Google Hired an Oxford Philosopher to Help Them Think Outside the Box
Earlier this year, the European Union put Google in a tight spot by passing legislation in accordance with their “right to be forgotten.”
The legislation allowed any European citizen the right to wipe their mark off the face of the Internet if they wished. The cog in their right to be forgotten it that the internet isn’t a place known to forget. It’s a database of information that stores every tweet, video and embarrassing picture as long as the services hosting it keeps running.
Regardless to criticism the EU received from figures even as famous as Wikipedia founder Jimmy Wales, Google was still left with the ruling to field, evaluate and adjudicate query requests coming from European citizens looking to be forgotten.
In response, Google held a meeting of the minds in Madrid, trying to come up with a tool or thought process behind their next steps. According to reports by Pacific Standard Magazine (PS Mag), attendees were scholars and human rights advocates alongside Wikipedia’s Wales and Google’s chief legal officer, David Drummond.
Google, normally known for seeing the world in a different light and allowing most ideas to flourish, decided to bring in an extra set of eyes into the mind. Google brought in Oxford Internet Institute professor and director of research, Luciano Floridi. While he could easily have been in attendance for academic matters, he was fit to help Google with his extensive background in philosophy.
Inside the Mind of a Philosopher for Google
Floridi was there to help Google think outside the box the EU placed them inside. By all definitions of the word, Floridi is a modern day philosopher. He’s best known for his research into philosophy of Information along with the Ethics of Information. He also researches epistemology, logic and the history and philosophy of skepticism.
Floridi is published in more than 150 publications and has given approximately 300 speeches on his research. He’s given keynote speeches at the Seoul Digital Forum, the Beijing Forum, TED, the World Science Festival and many more to a slew of different audiences.
At the of Google’s predicament, Floridi was busy working on a project titled “Ethics of Biomedical Big Data.” According to the report, the research seeks to “investigate the ethical aspects and requirements of Big Data in preparation to develop a European framework for the ethical use of Big Data in biomedical research.”
According to Floridi, people are their information. Their information comprises of their particles, their history, genetics, beliefs and so much more.
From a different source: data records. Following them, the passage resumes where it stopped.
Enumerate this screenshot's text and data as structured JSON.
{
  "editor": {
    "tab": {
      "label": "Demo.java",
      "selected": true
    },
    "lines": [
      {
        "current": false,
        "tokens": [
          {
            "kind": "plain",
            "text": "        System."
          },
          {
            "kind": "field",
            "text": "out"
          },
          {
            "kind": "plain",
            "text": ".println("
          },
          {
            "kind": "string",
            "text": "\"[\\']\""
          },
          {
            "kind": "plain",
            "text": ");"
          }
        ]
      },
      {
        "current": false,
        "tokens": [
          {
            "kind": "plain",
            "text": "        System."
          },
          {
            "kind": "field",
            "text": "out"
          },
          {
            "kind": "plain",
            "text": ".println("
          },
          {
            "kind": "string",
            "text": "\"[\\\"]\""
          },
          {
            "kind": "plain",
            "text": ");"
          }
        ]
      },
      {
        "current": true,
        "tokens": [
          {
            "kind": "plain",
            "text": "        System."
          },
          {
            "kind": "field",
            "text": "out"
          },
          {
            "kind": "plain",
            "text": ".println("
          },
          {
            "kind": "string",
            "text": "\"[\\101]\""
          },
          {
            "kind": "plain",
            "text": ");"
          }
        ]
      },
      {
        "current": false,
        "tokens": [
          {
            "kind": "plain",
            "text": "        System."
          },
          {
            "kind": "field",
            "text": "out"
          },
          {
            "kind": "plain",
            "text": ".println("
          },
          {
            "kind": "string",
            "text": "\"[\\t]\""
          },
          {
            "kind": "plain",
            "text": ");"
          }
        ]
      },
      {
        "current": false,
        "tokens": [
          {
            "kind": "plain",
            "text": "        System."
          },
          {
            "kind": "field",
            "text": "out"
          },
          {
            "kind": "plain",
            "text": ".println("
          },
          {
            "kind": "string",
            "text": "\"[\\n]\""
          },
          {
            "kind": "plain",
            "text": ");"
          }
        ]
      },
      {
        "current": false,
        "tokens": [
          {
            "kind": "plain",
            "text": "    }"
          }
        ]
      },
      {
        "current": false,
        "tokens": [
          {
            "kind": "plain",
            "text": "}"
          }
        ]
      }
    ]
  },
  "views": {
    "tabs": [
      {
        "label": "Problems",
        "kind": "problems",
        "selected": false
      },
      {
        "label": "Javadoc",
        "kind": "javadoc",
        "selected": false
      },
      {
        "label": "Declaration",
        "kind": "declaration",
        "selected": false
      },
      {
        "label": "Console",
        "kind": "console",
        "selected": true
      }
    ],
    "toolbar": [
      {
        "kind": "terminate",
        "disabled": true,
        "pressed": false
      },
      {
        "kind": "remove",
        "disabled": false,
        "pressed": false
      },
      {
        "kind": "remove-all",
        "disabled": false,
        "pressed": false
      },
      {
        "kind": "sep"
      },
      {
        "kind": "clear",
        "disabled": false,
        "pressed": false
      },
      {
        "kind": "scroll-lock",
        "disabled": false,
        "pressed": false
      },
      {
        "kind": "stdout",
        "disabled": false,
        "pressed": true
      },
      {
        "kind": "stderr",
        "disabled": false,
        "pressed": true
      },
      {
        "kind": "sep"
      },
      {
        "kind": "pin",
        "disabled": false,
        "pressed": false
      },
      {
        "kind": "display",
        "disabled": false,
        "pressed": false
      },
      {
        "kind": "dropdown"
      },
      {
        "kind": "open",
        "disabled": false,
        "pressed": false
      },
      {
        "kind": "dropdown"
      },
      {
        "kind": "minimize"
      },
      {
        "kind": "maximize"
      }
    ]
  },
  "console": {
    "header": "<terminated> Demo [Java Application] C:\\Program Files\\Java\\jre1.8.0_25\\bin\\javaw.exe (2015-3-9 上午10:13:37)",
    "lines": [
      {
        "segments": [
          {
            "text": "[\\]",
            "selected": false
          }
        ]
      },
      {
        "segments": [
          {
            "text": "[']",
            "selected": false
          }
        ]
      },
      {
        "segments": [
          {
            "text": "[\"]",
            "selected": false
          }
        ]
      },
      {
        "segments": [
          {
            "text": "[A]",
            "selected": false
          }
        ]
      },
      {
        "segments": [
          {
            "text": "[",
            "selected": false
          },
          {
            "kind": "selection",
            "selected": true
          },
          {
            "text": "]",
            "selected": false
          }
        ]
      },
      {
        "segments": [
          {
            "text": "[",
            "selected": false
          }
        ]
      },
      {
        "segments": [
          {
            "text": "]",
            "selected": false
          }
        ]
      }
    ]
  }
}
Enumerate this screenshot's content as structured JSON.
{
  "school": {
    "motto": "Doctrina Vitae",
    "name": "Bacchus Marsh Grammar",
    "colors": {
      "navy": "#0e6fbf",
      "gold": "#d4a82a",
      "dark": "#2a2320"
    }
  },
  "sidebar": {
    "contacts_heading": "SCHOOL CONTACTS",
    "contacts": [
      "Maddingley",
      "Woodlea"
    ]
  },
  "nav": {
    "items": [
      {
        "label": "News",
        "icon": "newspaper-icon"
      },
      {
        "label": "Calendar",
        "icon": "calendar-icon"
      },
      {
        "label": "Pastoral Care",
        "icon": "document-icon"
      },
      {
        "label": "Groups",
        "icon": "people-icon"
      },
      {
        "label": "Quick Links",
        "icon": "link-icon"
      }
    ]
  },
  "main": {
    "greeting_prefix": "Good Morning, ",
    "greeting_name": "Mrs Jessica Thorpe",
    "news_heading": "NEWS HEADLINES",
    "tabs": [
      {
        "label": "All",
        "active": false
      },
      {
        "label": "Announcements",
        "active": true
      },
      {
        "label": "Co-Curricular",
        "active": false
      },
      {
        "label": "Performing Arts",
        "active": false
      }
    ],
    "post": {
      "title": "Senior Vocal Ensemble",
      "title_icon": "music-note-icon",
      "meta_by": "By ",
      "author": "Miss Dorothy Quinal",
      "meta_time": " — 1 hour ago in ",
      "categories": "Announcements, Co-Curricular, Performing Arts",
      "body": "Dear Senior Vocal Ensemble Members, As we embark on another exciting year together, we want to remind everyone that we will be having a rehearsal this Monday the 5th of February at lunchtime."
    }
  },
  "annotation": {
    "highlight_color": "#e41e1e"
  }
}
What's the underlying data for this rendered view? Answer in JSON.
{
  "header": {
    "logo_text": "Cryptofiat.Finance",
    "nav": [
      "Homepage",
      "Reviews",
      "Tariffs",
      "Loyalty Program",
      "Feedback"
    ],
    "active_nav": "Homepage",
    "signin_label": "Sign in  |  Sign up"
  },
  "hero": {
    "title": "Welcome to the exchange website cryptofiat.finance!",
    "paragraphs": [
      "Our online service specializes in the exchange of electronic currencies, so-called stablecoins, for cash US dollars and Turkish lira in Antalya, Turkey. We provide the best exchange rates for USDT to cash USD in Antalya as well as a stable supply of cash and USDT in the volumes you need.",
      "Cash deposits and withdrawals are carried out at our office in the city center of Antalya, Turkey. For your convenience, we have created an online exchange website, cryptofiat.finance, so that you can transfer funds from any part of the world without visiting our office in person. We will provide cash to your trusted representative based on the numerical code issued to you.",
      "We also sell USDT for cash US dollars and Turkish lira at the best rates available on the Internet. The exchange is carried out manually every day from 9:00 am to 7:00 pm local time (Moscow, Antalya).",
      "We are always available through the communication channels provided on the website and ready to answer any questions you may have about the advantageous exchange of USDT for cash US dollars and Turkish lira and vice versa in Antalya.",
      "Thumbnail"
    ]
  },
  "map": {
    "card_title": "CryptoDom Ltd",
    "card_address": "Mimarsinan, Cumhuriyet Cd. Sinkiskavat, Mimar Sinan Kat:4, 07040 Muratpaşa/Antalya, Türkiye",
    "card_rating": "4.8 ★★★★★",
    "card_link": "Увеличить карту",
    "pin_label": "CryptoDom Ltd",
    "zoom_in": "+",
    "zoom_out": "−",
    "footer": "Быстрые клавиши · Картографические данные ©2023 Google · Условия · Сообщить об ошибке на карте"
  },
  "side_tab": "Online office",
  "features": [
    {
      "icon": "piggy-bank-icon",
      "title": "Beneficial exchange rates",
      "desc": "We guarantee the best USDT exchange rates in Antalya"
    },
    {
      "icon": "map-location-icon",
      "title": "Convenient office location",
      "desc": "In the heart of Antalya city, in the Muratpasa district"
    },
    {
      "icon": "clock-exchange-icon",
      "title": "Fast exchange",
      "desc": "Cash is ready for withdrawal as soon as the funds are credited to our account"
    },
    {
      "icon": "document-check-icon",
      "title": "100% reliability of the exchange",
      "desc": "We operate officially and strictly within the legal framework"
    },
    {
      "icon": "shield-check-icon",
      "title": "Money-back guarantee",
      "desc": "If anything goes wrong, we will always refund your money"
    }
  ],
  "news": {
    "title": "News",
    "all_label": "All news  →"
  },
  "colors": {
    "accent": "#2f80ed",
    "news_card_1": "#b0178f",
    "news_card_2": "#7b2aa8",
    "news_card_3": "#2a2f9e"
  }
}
It’s an incredibly complex theory to wrap one’s head around at first glance, but it seems as though Floridi thinks that, in regards to information, everything about a person is their information. If a company owns someone’s information, they own a piece of the person themselves.
To draw a parallel, Floridi points out that he can sell his hair but can’t sell his liver. He explained to PS Mag in an interview:
“There is some data of mine that is so personal, that not only should nobody have it, but I should not be allowed to share it… But at the same time, there is plenty of data about me that doesn’t constitute me.”
Floridi is digging deeper into the idea of information and what it truly means and is helping guide Google in their decisions. He’s also challenging everyone to think deeper into what they constitute to be morally and ethically correct in regards to information; from companies to the individual.
It seems that in an age of redefining everything, society can’t keep thinking in terms of the past. The Internet brought new challenges, definitions and concepts that shook all past notions from their stagnant resting places. Now the world needs guidance not only from ourselves, but from philosophers studying these new realms.
Images from from Wikimedia Commons and Shutterstock.